Facadism is Nothing New

While it is deemed nothing more than vandalism by certain elements of the preservation community, facadism isn’t a new idea and the practice, writes Joe Lloyd in iconeye.com, ‘is not necessarily terrible in principle. The transmutation and adaptation of buildings over time is a fundamental part of architectural history. Many of Europe’s great monuments, palaces, bridges and cathedrals are the subjects of repeated accretion and refashioning.’

But, he continues, ‘The problem with Britain’s present rash of facadism is that the results are so often lazy and cheap, patchwork solutions rather than visionary repurposing. They give architectural firms a free hand to produce their most mediocre work.’

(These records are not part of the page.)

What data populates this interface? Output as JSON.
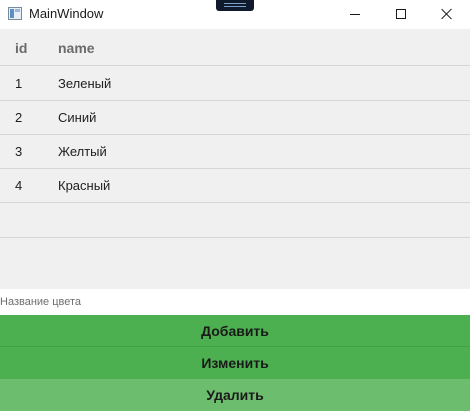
{
  "window": {
    "title": "MainWindow"
  },
  "grid": {
    "columns": [
      "id",
      "name"
    ],
    "rows": [
      {
        "id": "1",
        "name": "Зеленый"
      },
      {
        "id": "2",
        "name": "Синий"
      },
      {
        "id": "3",
        "name": "Желтый"
      },
      {
        "id": "4",
        "name": "Красный"
      }
    ]
  },
  "input": {
    "placeholder": "Название цвета",
    "value": ""
  },
  "buttons": {
    "add": "Добавить",
    "edit": "Изменить",
    "delete": "Удалить"
  },
  "colors": {
    "button_green": "#4caf50",
    "button_green_light": "#6cbd6e",
    "grid_background": "#f0f0f0"
  }
}
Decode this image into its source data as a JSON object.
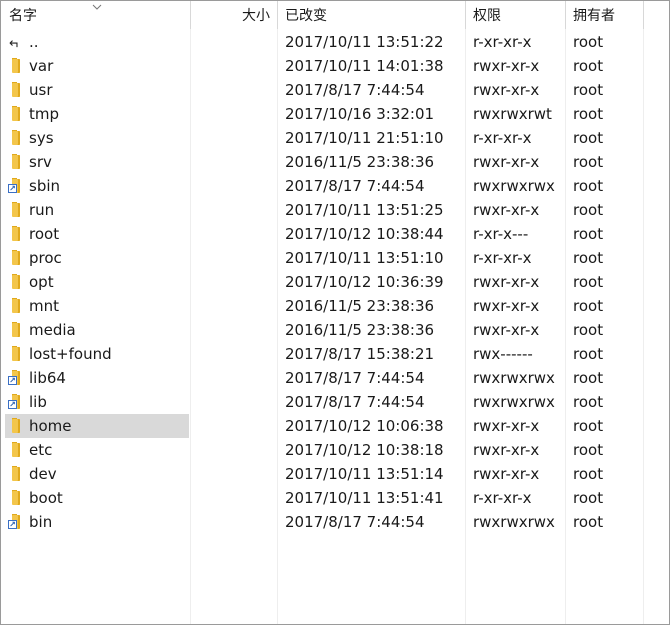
{
  "columns": {
    "name": "名字",
    "size": "大小",
    "modified": "已改变",
    "permissions": "权限",
    "owner": "拥有者"
  },
  "files": [
    {
      "name": "..",
      "modified": "2017/10/11 13:51:22",
      "permissions": "r-xr-xr-x",
      "owner": "root",
      "type": "parent"
    },
    {
      "name": "var",
      "modified": "2017/10/11 14:01:38",
      "permissions": "rwxr-xr-x",
      "owner": "root",
      "type": "folder"
    },
    {
      "name": "usr",
      "modified": "2017/8/17 7:44:54",
      "permissions": "rwxr-xr-x",
      "owner": "root",
      "type": "folder"
    },
    {
      "name": "tmp",
      "modified": "2017/10/16 3:32:01",
      "permissions": "rwxrwxrwt",
      "owner": "root",
      "type": "folder"
    },
    {
      "name": "sys",
      "modified": "2017/10/11 21:51:10",
      "permissions": "r-xr-xr-x",
      "owner": "root",
      "type": "folder"
    },
    {
      "name": "srv",
      "modified": "2016/11/5 23:38:36",
      "permissions": "rwxr-xr-x",
      "owner": "root",
      "type": "folder"
    },
    {
      "name": "sbin",
      "modified": "2017/8/17 7:44:54",
      "permissions": "rwxrwxrwx",
      "owner": "root",
      "type": "link"
    },
    {
      "name": "run",
      "modified": "2017/10/11 13:51:25",
      "permissions": "rwxr-xr-x",
      "owner": "root",
      "type": "folder"
    },
    {
      "name": "root",
      "modified": "2017/10/12 10:38:44",
      "permissions": "r-xr-x---",
      "owner": "root",
      "type": "folder"
    },
    {
      "name": "proc",
      "modified": "2017/10/11 13:51:10",
      "permissions": "r-xr-xr-x",
      "owner": "root",
      "type": "folder"
    },
    {
      "name": "opt",
      "modified": "2017/10/12 10:36:39",
      "permissions": "rwxr-xr-x",
      "owner": "root",
      "type": "folder"
    },
    {
      "name": "mnt",
      "modified": "2016/11/5 23:38:36",
      "permissions": "rwxr-xr-x",
      "owner": "root",
      "type": "folder"
    },
    {
      "name": "media",
      "modified": "2016/11/5 23:38:36",
      "permissions": "rwxr-xr-x",
      "owner": "root",
      "type": "folder"
    },
    {
      "name": "lost+found",
      "modified": "2017/8/17 15:38:21",
      "permissions": "rwx------",
      "owner": "root",
      "type": "folder"
    },
    {
      "name": "lib64",
      "modified": "2017/8/17 7:44:54",
      "permissions": "rwxrwxrwx",
      "owner": "root",
      "type": "link"
    },
    {
      "name": "lib",
      "modified": "2017/8/17 7:44:54",
      "permissions": "rwxrwxrwx",
      "owner": "root",
      "type": "link"
    },
    {
      "name": "home",
      "modified": "2017/10/12 10:06:38",
      "permissions": "rwxr-xr-x",
      "owner": "root",
      "type": "folder",
      "selected": true
    },
    {
      "name": "etc",
      "modified": "2017/10/12 10:38:18",
      "permissions": "rwxr-xr-x",
      "owner": "root",
      "type": "folder"
    },
    {
      "name": "dev",
      "modified": "2017/10/11 13:51:14",
      "permissions": "rwxr-xr-x",
      "owner": "root",
      "type": "folder"
    },
    {
      "name": "boot",
      "modified": "2017/10/11 13:51:41",
      "permissions": "r-xr-xr-x",
      "owner": "root",
      "type": "folder"
    },
    {
      "name": "bin",
      "modified": "2017/8/17 7:44:54",
      "permissions": "rwxrwxrwx",
      "owner": "root",
      "type": "link"
    }
  ],
  "colors": {
    "folder": "#f3c64b",
    "selection": "#d9d9d9",
    "link_badge": "#3a6fc4"
  }
}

Worst of all, ‘beneath the polished brick facades of these abominable chimeras hides an alarming implication: that much contemporary architecture is so banal and soulless that the veneer of the past needs to be plastered on top.’

An interesting viewpoint straddling both sides of the fence, shared by Toronto-based Chris Borgal, an architect specialising in historic restoration projects and co-founder of Goldsmith Borgal & Co. He says ‘The reuse of existing building forms has been a tradition that has gone on for over a thousand years’ since the most important aesthetic portions of a building are the areas in the public sphere, such as the building face, but, he continues, ‘Because the remainder of the building will only be used by a smaller number of individuals, the rest of the building tends to be thrown together in a slapdash way.’

Pros and Cons

There are, of course advantages and disadvantages of adaptive reuse and architectural facadism.

It saves capital, helps to reduce the wasteful process of demolition and reconstruction and reduces landfill (at their peak, over 30% of landfill sites are comprised of building waste). It also reduces the carbon footprint required to transport materials to the site and build and, as we’ve mentioned, it goes some way to preserving the architectural heritage of a major city.

However, the against lobby, which includes preservationists, heritage groups and those calling themselves ‘anti-facadists’ believe, according to a dissertation written by architectural designer Paul Milburn that ‘the background history and original character of a building are forever lost. One belief is that older buildings should be handled with more care and respect for sentiment, instead of just tampering with it for quick cheap money-making schemes. Conversationalists say that developers use facadism as a poor excuse for preservation, which can also be regarded as another form of vandalism. Some extremists would go as far to say the historical landmarks are becoming fakes and nondescript in result.’

To Conclude…

The conclusion is that there is no conclusion. The pros and cons of facadism will continue to be debated and the passion on both sides of the fence is so deep-rooted that neither group will budge, at least they haven’t yet…

Incidentally, we are currently marketing up to 14,000 square feet of fantastic space in Hobhouse Court in St James’s which will be ready very soon and it has a retained façade on the Suffolk Street side. Come and have a look, you never know, you might like it…

Talking of space, if you have a property enquiry we can help you with, contact us today on 020 7629 1088 or info@bdgsp.co.uk.